### What needs to be done
Scan the records for the word "cube". Copy each line that includes it.

### Working data
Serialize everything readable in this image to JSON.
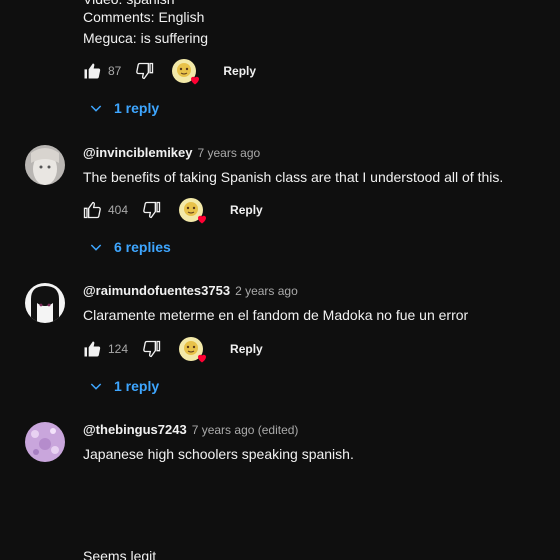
{
  "top_comment": {
    "partial_line": "Video: spanish",
    "line2": "Comments: English",
    "line3": "Meguca: is suffering",
    "likes": "87",
    "reply_label": "Reply",
    "replies_label": "1 reply"
  },
  "comments": [
    {
      "author": "@invinciblemikey",
      "time": "7 years ago",
      "text": "The benefits of taking Spanish class are that I understood all of this.",
      "likes": "404",
      "reply_label": "Reply",
      "replies_label": "6 replies"
    },
    {
      "author": "@raimundofuentes3753",
      "time": "2 years ago",
      "text": "Claramente meterme en el fandom de Madoka no fue un error",
      "likes": "124",
      "reply_label": "Reply",
      "replies_label": "1 reply"
    },
    {
      "author": "@thebingus7243",
      "time": "7 years ago (edited)",
      "text": "Japanese high schoolers speaking spanish.",
      "partial_line": "Seems legit"
    }
  ],
  "colors": {
    "background": "#0f0f0f",
    "text": "#f1f1f1",
    "meta": "#aaaaaa",
    "link_blue": "#3ea6ff",
    "heart_red": "#ff0033"
  }
}
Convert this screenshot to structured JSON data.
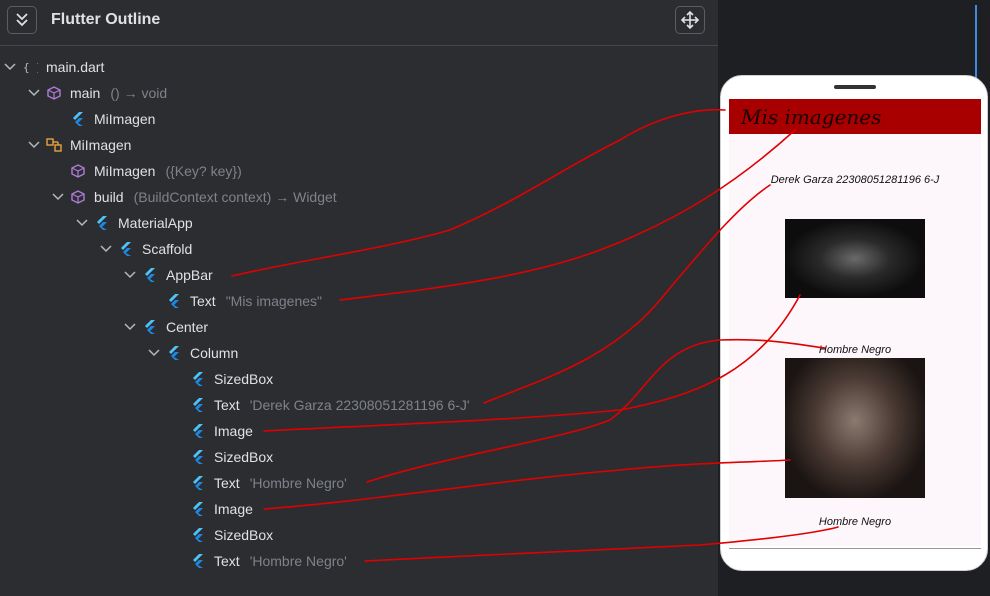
{
  "panel": {
    "title": "Flutter Outline"
  },
  "tree": [
    {
      "name": "main.dart",
      "detail": "",
      "icon": "braces-icon",
      "chev": "down"
    },
    {
      "name": "main",
      "detail": "() → void",
      "icon": "function-cube-icon",
      "chev": "down"
    },
    {
      "name": "MiImagen",
      "detail": "",
      "icon": "flutter-widget-icon",
      "chev": "none"
    },
    {
      "name": "MiImagen",
      "detail": "",
      "icon": "class-icon",
      "chev": "down"
    },
    {
      "name": "MiImagen",
      "detail": "({Key? key})",
      "icon": "constructor-cube-icon",
      "chev": "none"
    },
    {
      "name": "build",
      "detail": "(BuildContext context) → Widget",
      "icon": "method-cube-icon",
      "chev": "down"
    },
    {
      "name": "MaterialApp",
      "detail": "",
      "icon": "flutter-widget-icon",
      "chev": "down"
    },
    {
      "name": "Scaffold",
      "detail": "",
      "icon": "flutter-widget-icon",
      "chev": "down"
    },
    {
      "name": "AppBar",
      "detail": "",
      "icon": "flutter-widget-icon",
      "chev": "down"
    },
    {
      "name": "Text",
      "detail": "\"Mis imagenes\"",
      "icon": "flutter-widget-icon",
      "chev": "none"
    },
    {
      "name": "Center",
      "detail": "",
      "icon": "flutter-widget-icon",
      "chev": "down"
    },
    {
      "name": "Column",
      "detail": "",
      "icon": "flutter-widget-icon",
      "chev": "down"
    },
    {
      "name": "SizedBox",
      "detail": "",
      "icon": "flutter-widget-icon",
      "chev": "none"
    },
    {
      "name": "Text",
      "detail": "'Derek Garza 22308051281196 6-J'",
      "icon": "flutter-widget-icon",
      "chev": "none"
    },
    {
      "name": "Image",
      "detail": "",
      "icon": "flutter-widget-icon",
      "chev": "none"
    },
    {
      "name": "SizedBox",
      "detail": "",
      "icon": "flutter-widget-icon",
      "chev": "none"
    },
    {
      "name": "Text",
      "detail": "'Hombre Negro'",
      "icon": "flutter-widget-icon",
      "chev": "none"
    },
    {
      "name": "Image",
      "detail": "",
      "icon": "flutter-widget-icon",
      "chev": "none"
    },
    {
      "name": "SizedBox",
      "detail": "",
      "icon": "flutter-widget-icon",
      "chev": "none"
    },
    {
      "name": "Text",
      "detail": "'Hombre Negro'",
      "icon": "flutter-widget-icon",
      "chev": "none"
    }
  ],
  "phone": {
    "appbar_title": "Mis imagenes",
    "author": "Derek Garza 22308051281196 6-J",
    "caption1": "Hombre Negro",
    "caption2": "Hombre Negro"
  },
  "colors": {
    "accent_red": "#a80000",
    "annotation_red": "#e00000",
    "flutter_blue": "#4fc3f7",
    "class_orange": "#e8a33d",
    "method_purple": "#b07cd8"
  }
}
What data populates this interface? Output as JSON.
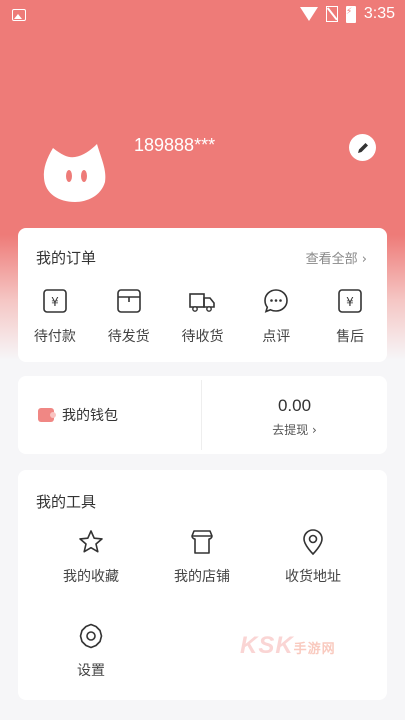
{
  "status_bar": {
    "time": "3:35"
  },
  "profile": {
    "phone": "189888***"
  },
  "orders": {
    "title": "我的订单",
    "view_all": "查看全部 ›",
    "items": [
      {
        "label": "待付款",
        "icon": "yen-bag-icon"
      },
      {
        "label": "待发货",
        "icon": "box-icon"
      },
      {
        "label": "待收货",
        "icon": "truck-icon"
      },
      {
        "label": "点评",
        "icon": "comment-icon"
      },
      {
        "label": "售后",
        "icon": "yen-service-icon"
      }
    ]
  },
  "wallet": {
    "label": "我的钱包",
    "balance": "0.00",
    "withdraw": "去提现 ›"
  },
  "tools": {
    "title": "我的工具",
    "items": [
      {
        "label": "我的收藏",
        "icon": "star-icon"
      },
      {
        "label": "我的店铺",
        "icon": "shop-icon"
      },
      {
        "label": "收货地址",
        "icon": "location-icon"
      },
      {
        "label": "设置",
        "icon": "settings-icon"
      }
    ]
  },
  "watermark": {
    "text": "KSK",
    "sub": "手游网"
  },
  "colors": {
    "header": "#ee7b78",
    "accent": "#f08784",
    "background": "#f6f6f8"
  }
}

### Final answer
      "icon": "function-cube-icon",
      "icon": "constructor-cube-icon",
      "icon": "method-cube-icon",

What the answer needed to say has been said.